=
|
\ .
3
20
1 10 2
2
o
j L
R
e
+ = =
.
o
c
R
f
L t
=
( )
2
2 2
2
.
4
s
l s
A
o o o
v
v v
P
R R R
= = =
10log
L
A
IL
P
P
=
| |
|
\ .
Power delivered to the load
Insertion Loss
Maximum available Power:
Low-pass Filter Example
Example 10.12: Let us design a low-pass filter for a 50.0 O system using a
series inductor. The 3 dB cutoff frequency is specified as 1.00 GHz.
Lumped Element Filters
.
o
c
R
f
L t
=
The 3 dB cutoff frequency is given by
( )
9
50
15.9 .
1 10 1
o
R H
L nH
f s x s t t
O
= = =
O
| |
|
\ .
Therefore, the required inductance value is
Filters
The insertion loss for a bandpass filter is shown in
Figure. Here the passband ripple is desired small.
The sharpness of the filter response is given by the
shape factor, SF, related to the filter bandwidth at 3dB
and 60dB by
60
3
.
dB
dB
BW
SF
BW
=
A filter’s insertion loss relates the power delivered to
the load without the filter in place (PL) to the power
delivered with the filter in place (PLf):
10log .
L
Lf
P
IL
P
=
| |
|
\ .
Band-pass Filters
Amplifier Design
Microwave amplifiers are a common and crucial component of wireless transceivers.
They are constructed around a microwave transistor from the field effect transistor
(FET) or bipolar junction transistor (BJT) families.
A general microwave amplifier can be represented by the 2-port S-matrix network
between a pair of impedance-matching networks as shown in the Figure below.
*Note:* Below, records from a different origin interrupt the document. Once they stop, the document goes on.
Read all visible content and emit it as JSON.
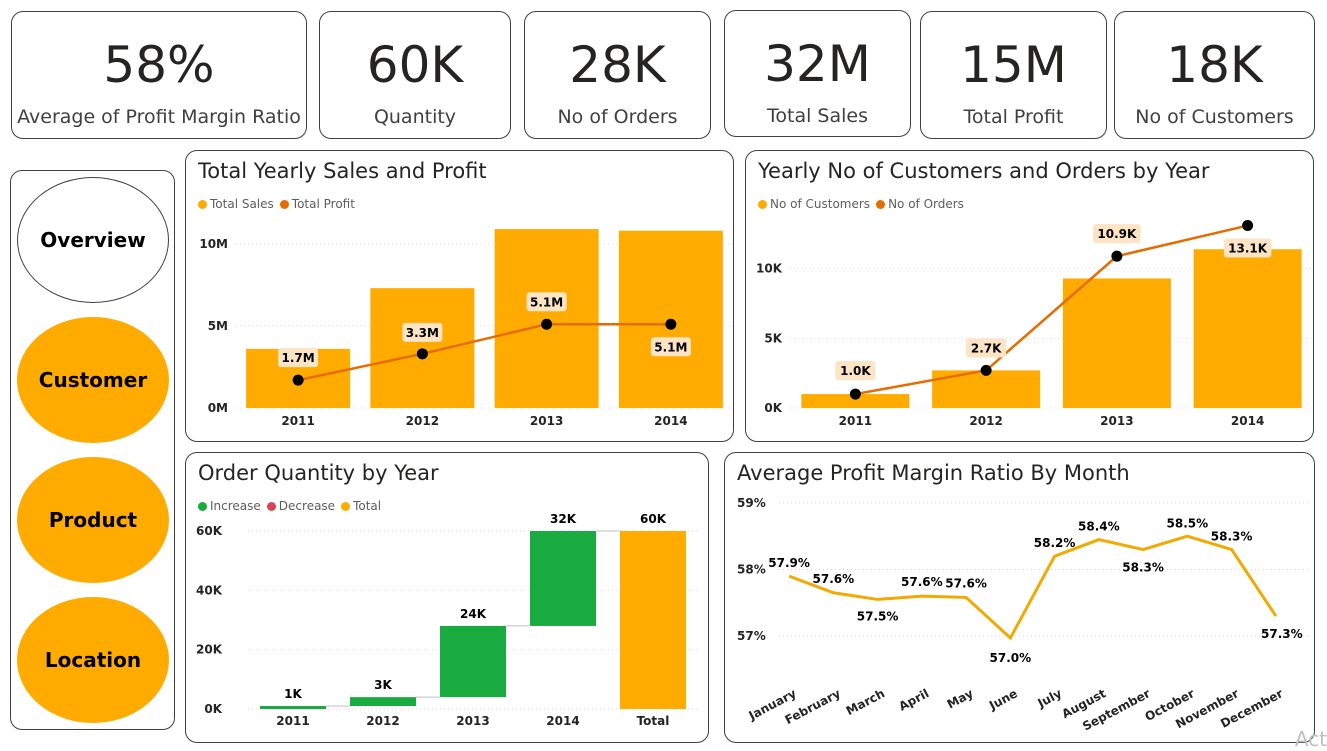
{
  "kpis": [
    {
      "value": "58%",
      "label": "Average of Profit Margin Ratio"
    },
    {
      "value": "60K",
      "label": "Quantity"
    },
    {
      "value": "28K",
      "label": "No of Orders"
    },
    {
      "value": "32M",
      "label": "Total Sales"
    },
    {
      "value": "15M",
      "label": "Total Profit"
    },
    {
      "value": "18K",
      "label": "No of Customers"
    }
  ],
  "nav": [
    {
      "label": "Overview",
      "active": false
    },
    {
      "label": "Customer",
      "active": true
    },
    {
      "label": "Product",
      "active": true
    },
    {
      "label": "Location",
      "active": true
    }
  ],
  "colors": {
    "bar": "#FFAB00",
    "line": "#E66C00",
    "increase": "#1AAB40",
    "decrease": "#D64554",
    "label_bg": "#FCE4C4"
  },
  "chart_data": [
    {
      "type": "bar+line",
      "title": "Total Yearly Sales and Profit",
      "categories": [
        "2011",
        "2012",
        "2013",
        "2014"
      ],
      "series": [
        {
          "name": "Total Sales",
          "kind": "bar",
          "values": [
            3.6,
            7.3,
            10.9,
            10.8
          ]
        },
        {
          "name": "Total Profit",
          "kind": "line",
          "values": [
            1.7,
            3.3,
            5.1,
            5.1
          ],
          "labels": [
            "1.7M",
            "3.3M",
            "5.1M",
            "5.1M"
          ]
        }
      ],
      "yticks": [
        "0M",
        "5M",
        "10M"
      ],
      "ylim": [
        0,
        12
      ],
      "unit": "M",
      "legend": "top-left"
    },
    {
      "type": "bar+line",
      "title": "Yearly No of Customers and Orders by Year",
      "categories": [
        "2011",
        "2012",
        "2013",
        "2014"
      ],
      "series": [
        {
          "name": "No of Customers",
          "kind": "bar",
          "values": [
            1.0,
            2.7,
            9.3,
            11.4
          ]
        },
        {
          "name": "No of Orders",
          "kind": "line",
          "values": [
            1.0,
            2.7,
            10.9,
            13.1
          ],
          "labels": [
            "1.0K",
            "2.7K",
            "10.9K",
            "13.1K"
          ]
        }
      ],
      "yticks": [
        "0K",
        "5K",
        "10K"
      ],
      "ylim": [
        0,
        14
      ],
      "unit": "K",
      "legend": "top-left"
    },
    {
      "type": "waterfall",
      "title": "Order Quantity by Year",
      "legend_items": [
        "Increase",
        "Decrease",
        "Total"
      ],
      "categories": [
        "2011",
        "2012",
        "2013",
        "2014",
        "Total"
      ],
      "values": [
        1,
        3,
        24,
        32
      ],
      "total": 60,
      "labels": [
        "1K",
        "3K",
        "24K",
        "32K",
        "60K"
      ],
      "yticks": [
        "0K",
        "20K",
        "40K",
        "60K"
      ],
      "ylim": [
        0,
        60
      ],
      "legend": "top-left"
    },
    {
      "type": "line",
      "title": "Average Profit Margin Ratio By Month",
      "categories": [
        "January",
        "February",
        "March",
        "April",
        "May",
        "June",
        "July",
        "August",
        "September",
        "October",
        "November",
        "December"
      ],
      "values": [
        57.9,
        57.65,
        57.55,
        57.6,
        57.58,
        56.97,
        58.2,
        58.45,
        58.3,
        58.5,
        58.3,
        57.3
      ],
      "labels": [
        "57.9%",
        "57.6%",
        "57.5%",
        "57.6%",
        "57.6%",
        "57.0%",
        "58.2%",
        "58.4%",
        "58.3%",
        "58.5%",
        "58.3%",
        "57.3%"
      ],
      "yticks": [
        "57%",
        "58%",
        "59%"
      ],
      "ylim": [
        57,
        59
      ]
    }
  ],
  "watermark": "Act"
}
The
matching networks are necessary to minimize reflections seen by the source and to
maximize power to the output.
Example : Output Matching Network
Step 1: Plot the reflection coefficient
Step 3:Intersection points on 1+jb Circle
Step 4:Open-Circuited Stub Length
Step 2: Find the Admittance y
L
Shunt Stub Problem:
Admittance Calculation
° Z = I 61 876 . 0
L
L
I
1
2
3
4
3’
4’
2 3 4
Example : Input Matching Network
Step 1: Plot the reflection coefficient
Step 3:Intersection points on 1+jb Circle
Step 4:Open-Circuited Stub Length
Step 2: Find the Admittance y
s
1
2
3
4
Shunt Stub Problem:
Admittance Calculation
ì 120 . 0
1
= d
5 . 3 1
1
j y + =
ì 206 . 0
1
= 
° Z = I 123 872 . 0
s
S
I
X
Ignore
Treat as a load
2 3 4